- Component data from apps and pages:

——————

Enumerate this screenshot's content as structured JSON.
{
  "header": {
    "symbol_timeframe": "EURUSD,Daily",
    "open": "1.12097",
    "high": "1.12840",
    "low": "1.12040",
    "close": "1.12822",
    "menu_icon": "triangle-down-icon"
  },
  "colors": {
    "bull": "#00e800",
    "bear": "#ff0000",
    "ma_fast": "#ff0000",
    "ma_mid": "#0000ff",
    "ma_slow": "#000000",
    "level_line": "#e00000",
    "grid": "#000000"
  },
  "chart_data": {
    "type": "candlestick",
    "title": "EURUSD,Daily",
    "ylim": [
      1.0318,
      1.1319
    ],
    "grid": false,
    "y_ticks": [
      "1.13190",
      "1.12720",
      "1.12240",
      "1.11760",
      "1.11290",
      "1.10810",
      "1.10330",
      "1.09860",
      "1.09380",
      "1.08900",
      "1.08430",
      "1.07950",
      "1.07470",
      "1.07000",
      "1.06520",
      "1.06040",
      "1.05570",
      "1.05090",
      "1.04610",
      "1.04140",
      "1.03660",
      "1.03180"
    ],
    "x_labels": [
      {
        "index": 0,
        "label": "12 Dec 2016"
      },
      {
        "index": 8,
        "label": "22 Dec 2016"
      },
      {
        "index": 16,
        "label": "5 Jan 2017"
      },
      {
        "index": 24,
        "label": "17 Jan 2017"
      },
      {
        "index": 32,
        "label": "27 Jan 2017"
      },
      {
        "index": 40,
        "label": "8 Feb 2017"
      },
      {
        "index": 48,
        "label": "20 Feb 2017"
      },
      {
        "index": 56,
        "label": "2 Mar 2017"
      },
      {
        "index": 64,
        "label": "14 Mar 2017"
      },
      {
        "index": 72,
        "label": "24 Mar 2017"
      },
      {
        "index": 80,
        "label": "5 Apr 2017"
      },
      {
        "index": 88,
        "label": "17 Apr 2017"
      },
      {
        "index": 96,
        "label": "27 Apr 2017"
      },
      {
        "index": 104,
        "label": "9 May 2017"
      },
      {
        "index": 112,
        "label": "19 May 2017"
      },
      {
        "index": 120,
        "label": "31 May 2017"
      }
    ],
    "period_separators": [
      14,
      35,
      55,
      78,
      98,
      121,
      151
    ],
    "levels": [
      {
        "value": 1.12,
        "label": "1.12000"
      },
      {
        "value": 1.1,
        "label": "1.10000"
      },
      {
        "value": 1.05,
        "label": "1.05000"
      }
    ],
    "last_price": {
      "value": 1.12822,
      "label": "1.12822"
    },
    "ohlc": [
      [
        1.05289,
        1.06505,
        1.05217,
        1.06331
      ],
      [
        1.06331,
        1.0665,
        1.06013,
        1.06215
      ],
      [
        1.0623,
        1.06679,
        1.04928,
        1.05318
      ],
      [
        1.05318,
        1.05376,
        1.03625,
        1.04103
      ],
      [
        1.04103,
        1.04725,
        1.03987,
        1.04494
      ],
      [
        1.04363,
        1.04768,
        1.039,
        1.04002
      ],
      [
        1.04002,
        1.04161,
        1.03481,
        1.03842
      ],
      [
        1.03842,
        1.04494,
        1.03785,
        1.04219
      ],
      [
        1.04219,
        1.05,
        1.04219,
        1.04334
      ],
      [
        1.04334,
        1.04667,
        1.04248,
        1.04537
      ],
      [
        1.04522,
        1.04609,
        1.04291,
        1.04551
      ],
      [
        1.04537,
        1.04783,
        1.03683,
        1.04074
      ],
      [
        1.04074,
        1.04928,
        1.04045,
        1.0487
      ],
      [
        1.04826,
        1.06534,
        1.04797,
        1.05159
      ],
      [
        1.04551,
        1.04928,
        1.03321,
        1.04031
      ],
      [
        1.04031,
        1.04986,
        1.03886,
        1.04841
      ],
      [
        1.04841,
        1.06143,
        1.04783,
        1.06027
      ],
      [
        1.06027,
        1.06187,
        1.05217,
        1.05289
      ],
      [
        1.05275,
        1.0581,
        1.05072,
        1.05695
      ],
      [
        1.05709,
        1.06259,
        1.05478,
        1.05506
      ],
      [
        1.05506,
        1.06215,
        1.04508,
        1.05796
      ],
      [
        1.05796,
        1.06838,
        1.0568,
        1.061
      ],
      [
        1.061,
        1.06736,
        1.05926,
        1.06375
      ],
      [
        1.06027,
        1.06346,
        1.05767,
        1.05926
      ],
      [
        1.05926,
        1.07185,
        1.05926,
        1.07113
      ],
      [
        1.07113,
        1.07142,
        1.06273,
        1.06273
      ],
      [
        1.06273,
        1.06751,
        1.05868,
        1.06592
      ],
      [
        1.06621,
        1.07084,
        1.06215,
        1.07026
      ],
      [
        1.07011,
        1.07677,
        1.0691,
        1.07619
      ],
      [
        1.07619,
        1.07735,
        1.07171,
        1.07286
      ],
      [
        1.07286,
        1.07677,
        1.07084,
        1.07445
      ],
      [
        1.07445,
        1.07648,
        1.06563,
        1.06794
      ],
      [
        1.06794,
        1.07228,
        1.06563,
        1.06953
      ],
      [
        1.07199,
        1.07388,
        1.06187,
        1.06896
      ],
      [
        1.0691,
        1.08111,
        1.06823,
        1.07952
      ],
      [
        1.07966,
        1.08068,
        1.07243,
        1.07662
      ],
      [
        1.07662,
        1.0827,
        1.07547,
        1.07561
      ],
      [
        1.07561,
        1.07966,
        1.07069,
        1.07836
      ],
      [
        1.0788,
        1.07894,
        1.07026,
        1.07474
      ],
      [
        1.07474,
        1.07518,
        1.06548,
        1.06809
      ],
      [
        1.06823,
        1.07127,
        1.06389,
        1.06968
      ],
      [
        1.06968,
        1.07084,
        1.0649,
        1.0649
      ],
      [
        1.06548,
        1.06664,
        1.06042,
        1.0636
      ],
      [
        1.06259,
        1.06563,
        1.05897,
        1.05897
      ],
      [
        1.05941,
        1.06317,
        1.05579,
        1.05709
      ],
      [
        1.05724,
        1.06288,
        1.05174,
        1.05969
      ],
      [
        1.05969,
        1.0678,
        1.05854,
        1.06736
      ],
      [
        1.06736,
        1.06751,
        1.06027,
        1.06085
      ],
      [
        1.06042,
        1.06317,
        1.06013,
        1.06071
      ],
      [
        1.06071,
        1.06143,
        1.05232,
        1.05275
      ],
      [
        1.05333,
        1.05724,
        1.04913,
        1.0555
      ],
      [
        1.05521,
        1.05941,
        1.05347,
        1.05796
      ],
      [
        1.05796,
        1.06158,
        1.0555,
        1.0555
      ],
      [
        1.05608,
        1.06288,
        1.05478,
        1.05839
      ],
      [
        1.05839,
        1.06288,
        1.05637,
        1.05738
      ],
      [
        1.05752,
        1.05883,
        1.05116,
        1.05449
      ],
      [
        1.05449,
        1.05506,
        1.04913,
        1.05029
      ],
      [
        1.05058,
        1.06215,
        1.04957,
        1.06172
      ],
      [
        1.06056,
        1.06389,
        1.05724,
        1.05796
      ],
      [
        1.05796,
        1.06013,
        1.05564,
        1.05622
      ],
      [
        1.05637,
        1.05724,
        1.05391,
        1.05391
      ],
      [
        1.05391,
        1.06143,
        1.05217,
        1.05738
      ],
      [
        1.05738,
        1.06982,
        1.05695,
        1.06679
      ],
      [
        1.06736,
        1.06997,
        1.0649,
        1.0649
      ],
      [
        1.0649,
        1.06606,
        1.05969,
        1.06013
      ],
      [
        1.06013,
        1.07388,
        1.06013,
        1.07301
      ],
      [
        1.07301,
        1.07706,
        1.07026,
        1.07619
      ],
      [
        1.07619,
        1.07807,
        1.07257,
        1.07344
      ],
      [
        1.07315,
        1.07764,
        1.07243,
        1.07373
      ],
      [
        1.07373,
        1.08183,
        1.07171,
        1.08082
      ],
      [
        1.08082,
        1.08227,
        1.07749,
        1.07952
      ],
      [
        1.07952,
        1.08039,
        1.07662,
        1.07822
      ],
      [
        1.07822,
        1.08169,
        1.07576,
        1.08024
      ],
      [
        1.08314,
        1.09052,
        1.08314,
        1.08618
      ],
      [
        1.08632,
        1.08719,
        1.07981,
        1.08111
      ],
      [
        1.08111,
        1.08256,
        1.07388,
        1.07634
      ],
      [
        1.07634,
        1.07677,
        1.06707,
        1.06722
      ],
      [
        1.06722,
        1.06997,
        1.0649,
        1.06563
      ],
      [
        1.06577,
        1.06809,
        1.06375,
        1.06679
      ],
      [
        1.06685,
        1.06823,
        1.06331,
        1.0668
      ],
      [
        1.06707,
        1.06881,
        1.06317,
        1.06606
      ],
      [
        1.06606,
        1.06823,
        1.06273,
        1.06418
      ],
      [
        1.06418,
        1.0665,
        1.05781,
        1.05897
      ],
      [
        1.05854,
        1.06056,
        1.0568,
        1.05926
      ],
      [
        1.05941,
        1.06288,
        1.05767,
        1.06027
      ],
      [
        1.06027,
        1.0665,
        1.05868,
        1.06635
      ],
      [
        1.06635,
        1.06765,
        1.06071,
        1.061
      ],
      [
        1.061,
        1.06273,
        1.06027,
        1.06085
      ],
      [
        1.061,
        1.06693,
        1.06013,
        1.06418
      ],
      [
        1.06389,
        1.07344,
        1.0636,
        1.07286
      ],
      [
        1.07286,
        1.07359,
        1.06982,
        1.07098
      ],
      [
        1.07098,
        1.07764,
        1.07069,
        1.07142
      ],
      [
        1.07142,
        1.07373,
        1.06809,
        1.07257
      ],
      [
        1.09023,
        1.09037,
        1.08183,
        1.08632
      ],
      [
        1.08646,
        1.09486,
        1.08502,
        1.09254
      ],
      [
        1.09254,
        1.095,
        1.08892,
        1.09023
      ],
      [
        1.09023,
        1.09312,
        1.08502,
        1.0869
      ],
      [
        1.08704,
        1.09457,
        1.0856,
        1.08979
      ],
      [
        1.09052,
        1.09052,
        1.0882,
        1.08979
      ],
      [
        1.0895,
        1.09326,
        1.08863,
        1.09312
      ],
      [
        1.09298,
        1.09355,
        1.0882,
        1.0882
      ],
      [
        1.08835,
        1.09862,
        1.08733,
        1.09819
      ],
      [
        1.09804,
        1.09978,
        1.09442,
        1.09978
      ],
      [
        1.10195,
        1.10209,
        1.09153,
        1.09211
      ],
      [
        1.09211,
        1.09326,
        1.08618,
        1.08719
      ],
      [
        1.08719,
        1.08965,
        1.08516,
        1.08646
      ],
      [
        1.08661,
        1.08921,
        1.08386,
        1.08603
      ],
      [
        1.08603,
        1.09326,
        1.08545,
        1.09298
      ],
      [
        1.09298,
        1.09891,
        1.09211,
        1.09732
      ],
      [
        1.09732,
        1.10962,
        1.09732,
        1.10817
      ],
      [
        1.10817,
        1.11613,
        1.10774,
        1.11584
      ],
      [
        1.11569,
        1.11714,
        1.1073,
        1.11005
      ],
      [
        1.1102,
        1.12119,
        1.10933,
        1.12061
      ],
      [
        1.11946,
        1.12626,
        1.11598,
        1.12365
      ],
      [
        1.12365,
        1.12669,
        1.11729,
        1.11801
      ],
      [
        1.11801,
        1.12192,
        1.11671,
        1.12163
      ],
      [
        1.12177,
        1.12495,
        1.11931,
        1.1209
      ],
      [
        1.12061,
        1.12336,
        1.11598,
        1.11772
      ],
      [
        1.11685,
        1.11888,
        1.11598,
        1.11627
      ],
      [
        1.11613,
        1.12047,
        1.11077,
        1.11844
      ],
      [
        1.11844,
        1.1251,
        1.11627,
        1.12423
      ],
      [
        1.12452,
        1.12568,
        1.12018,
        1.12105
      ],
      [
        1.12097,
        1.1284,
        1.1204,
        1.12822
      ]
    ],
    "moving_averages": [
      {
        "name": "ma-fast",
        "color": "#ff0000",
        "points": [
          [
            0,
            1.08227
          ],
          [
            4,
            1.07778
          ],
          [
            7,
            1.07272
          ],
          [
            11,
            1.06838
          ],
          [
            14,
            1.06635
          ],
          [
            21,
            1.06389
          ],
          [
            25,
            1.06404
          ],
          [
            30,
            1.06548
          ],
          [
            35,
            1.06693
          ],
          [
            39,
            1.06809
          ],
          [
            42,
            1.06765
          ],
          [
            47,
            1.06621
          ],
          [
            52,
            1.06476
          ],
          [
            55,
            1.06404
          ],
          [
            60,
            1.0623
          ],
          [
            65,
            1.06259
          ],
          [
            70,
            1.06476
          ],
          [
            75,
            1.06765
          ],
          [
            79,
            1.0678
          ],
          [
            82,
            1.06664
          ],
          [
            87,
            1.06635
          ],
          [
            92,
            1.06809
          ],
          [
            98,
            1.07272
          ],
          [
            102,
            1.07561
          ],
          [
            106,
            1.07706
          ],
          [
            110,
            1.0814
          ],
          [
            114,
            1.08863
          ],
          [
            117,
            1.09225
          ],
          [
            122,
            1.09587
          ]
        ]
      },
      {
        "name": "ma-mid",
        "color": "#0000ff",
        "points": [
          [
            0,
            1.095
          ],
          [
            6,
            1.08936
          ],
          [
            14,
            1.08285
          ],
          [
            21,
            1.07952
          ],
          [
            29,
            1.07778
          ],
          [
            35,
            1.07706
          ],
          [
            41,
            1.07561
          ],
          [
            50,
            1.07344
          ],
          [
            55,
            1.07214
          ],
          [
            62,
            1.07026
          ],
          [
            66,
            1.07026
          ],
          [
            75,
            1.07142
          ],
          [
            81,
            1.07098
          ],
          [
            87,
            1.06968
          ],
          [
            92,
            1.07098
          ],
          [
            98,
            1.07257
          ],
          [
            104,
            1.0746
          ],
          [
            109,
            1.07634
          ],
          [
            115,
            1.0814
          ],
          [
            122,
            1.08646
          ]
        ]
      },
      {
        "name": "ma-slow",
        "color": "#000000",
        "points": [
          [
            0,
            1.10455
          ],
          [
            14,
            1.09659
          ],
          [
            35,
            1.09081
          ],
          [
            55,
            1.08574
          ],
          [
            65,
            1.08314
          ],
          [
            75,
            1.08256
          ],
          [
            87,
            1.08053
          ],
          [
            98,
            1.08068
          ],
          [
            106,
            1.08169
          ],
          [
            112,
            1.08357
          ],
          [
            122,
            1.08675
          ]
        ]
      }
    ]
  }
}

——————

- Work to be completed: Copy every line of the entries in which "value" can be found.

- Result for this task:
        "value": 1.12,
        "value": 1.1,
        "value": 1.05,
      "value": 1.12822,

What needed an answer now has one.